Radio Frequency Identification (RFID)
RFID (radio frequency identification) "tags" or "transponders" are small pieces of silicon which carry programmed information. Tags are embedded in a suitable packaging and also have antennae to help send and receive RF signals carrying data packets. In some instances, specialized solutions called real-time locating systems (RTLS) are used for tracking and locating items in a building or specified area.
There are a number of RFID technologies on the market today, all of which will play some role in future tracking applications. Active RFID generally means the tags have an onboard battery. Because of the batteries, which have a lifespan of up to five years, active tags have much longer read ranges. Some tags can be read at up to 1,000 feet. The Department of Defense (DoD) has been using these tags for years as a method of locating assets, including some as big as a tank.
Passive tags have no batteries. They are "illuminated" by the power generated from a reader or interrogator. Consequently, passive tags have a much shorter read range. Some tags must even have contact with the reader. UHF (ultra-high frequency) tags fall into the passive category. UHF tags extend read ranges from 8-to-14 inches on standard passive tags to as much as 20 feet.

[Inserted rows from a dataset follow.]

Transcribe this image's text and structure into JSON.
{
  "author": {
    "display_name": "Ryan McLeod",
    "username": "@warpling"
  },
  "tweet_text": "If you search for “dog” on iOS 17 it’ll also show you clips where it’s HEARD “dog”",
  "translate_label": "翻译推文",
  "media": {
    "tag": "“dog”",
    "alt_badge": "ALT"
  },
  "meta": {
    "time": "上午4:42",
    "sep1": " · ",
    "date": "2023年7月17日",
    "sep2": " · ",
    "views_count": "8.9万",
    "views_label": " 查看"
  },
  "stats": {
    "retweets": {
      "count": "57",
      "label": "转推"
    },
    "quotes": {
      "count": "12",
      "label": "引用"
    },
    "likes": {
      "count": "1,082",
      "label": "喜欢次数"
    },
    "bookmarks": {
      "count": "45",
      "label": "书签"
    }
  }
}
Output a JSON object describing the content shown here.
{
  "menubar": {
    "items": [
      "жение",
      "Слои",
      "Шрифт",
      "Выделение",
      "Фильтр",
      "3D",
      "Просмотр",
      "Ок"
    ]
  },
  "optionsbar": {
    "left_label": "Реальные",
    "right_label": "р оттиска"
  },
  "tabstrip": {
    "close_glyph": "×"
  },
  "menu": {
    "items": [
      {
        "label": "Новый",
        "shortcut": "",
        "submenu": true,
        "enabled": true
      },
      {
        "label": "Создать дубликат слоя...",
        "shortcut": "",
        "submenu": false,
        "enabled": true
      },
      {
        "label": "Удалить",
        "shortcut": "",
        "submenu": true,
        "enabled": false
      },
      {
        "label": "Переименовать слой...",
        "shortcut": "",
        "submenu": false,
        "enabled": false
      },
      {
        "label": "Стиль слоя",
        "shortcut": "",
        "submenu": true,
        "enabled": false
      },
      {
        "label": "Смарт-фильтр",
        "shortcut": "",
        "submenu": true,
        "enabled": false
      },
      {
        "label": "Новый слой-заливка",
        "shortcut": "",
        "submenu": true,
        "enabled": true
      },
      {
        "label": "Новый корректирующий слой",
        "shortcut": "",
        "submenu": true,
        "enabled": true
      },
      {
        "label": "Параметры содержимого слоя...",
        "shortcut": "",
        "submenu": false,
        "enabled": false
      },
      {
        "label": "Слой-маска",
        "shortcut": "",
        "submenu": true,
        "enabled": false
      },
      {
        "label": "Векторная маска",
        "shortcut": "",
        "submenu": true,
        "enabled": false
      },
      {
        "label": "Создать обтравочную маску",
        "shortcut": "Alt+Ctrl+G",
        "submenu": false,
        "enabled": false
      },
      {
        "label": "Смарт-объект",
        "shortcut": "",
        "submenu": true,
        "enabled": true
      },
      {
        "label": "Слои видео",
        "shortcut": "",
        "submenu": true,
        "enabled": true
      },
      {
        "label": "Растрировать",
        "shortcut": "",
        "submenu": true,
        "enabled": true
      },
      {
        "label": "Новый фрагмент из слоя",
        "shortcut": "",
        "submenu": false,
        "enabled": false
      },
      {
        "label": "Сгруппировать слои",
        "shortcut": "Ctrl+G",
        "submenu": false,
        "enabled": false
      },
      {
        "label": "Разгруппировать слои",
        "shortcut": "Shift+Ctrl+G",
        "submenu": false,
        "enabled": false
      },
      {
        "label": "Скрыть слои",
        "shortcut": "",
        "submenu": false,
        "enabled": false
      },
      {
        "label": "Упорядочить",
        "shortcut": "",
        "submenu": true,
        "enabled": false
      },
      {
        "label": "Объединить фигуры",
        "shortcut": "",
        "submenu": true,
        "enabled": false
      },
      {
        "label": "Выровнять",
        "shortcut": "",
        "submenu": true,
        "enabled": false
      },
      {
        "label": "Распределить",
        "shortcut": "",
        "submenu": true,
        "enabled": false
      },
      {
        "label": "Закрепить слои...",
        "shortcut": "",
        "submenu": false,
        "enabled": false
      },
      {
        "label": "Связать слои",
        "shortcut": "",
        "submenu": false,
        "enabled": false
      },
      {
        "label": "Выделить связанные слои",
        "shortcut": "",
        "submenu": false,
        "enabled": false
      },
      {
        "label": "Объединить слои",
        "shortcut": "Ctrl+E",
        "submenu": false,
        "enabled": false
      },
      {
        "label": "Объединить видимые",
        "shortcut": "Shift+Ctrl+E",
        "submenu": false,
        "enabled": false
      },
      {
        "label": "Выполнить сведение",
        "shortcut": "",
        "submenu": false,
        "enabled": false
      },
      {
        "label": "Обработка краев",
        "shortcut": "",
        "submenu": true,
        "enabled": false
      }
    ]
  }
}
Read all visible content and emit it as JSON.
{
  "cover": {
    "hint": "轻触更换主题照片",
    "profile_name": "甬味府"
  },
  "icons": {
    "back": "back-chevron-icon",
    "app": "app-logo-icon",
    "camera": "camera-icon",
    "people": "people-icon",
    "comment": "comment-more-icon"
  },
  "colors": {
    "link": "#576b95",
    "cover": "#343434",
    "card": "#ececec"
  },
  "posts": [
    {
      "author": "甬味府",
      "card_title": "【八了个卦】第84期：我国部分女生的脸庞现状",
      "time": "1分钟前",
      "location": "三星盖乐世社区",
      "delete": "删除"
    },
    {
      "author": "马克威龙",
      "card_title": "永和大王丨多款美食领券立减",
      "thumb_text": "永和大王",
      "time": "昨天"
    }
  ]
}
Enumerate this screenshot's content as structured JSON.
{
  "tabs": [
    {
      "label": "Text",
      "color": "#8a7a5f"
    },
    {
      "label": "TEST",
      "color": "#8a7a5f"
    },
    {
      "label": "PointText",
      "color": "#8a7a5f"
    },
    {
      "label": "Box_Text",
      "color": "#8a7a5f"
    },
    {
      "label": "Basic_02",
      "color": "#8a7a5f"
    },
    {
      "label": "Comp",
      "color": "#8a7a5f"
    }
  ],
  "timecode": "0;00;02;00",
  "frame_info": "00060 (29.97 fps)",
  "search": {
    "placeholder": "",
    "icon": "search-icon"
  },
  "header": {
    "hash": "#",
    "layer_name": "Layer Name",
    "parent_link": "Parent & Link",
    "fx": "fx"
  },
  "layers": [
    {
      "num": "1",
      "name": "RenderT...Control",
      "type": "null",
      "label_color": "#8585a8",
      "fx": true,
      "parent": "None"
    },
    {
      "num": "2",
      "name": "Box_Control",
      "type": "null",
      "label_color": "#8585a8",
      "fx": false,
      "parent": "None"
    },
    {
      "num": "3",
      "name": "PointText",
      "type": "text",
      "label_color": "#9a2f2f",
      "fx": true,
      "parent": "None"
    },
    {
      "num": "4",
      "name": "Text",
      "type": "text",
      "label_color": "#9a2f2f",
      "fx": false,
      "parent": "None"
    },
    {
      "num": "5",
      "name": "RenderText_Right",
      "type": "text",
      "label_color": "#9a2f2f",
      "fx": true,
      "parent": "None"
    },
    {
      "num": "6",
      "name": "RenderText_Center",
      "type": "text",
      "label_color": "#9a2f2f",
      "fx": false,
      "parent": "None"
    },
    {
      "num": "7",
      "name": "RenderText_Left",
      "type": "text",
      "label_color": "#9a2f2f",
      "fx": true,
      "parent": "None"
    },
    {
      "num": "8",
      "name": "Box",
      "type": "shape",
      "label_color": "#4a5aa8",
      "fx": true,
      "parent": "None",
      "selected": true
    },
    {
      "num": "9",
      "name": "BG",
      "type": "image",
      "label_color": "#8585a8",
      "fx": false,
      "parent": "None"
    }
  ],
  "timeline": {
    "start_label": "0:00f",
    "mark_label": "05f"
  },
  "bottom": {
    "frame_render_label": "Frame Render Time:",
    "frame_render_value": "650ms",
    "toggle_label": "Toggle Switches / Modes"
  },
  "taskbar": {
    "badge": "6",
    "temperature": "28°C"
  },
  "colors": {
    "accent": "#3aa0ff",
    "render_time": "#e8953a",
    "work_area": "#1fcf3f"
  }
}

Within the passive tag arena, there are many offerings. Some tags are write once/read many (WORM), while others have read/write capabilities, meaning user can not only read information from a tag, they can write information to the tag at any point.
Yet another type of RFID is semi-passive or "backscatter" tags. These tags are battery-assisted and are a hybrid combination of active and passive technologies. Like their active counterparts, semi-passive tags have a longer read range than traditional passive RFID tags.
Recent RFID mandates by Wal-Mart and the DoD are accelerating RFID adoption. Another organization called EPCglobal is playing a major role in commercializing the technology in the retail arena. Under the auspices of the Uniform Code Council (UCC) and EAN, EPCglobal is taking to market the EPC (electronic product code) spec developed by the MIT Auto-ID Center. It is also responsible for the creation and management of a global computer network to store the database for assigned EPCs.
It should be noted though that, long before EPC was around, major RFID vendors were providing useful applications for RFID, including the EZPass toll system. And, ISO is working on its own set of standards as well. This is as technology that will have a tremendous future for many years to come.
Related News and Notes
The Chinese government has as interagency groupresponsible for drafting standards for RFID tracking technology. How will the outcome of their work influence standards in the RFID arena? Click here to find out more.
Visit one of our Sponsoring Companies (Click on a company name to visit their web site)
White papers are available fromour Sponsoring Companies and partners(Click on blue text belowto access a specific companies white paper)
Mobile RFID Advantages
R.W. Baird & Associates
Education: InsightU and The Center For Auto ID at Ohio University
Through a relationship with InsightU and The Center For Automatic Identification at Ohio University, SCAN/DCR is pleased to provide information that will help you define, design and use AIDC technology. Here you will finde-books, self-directedon line education and information about livetelephone conferences.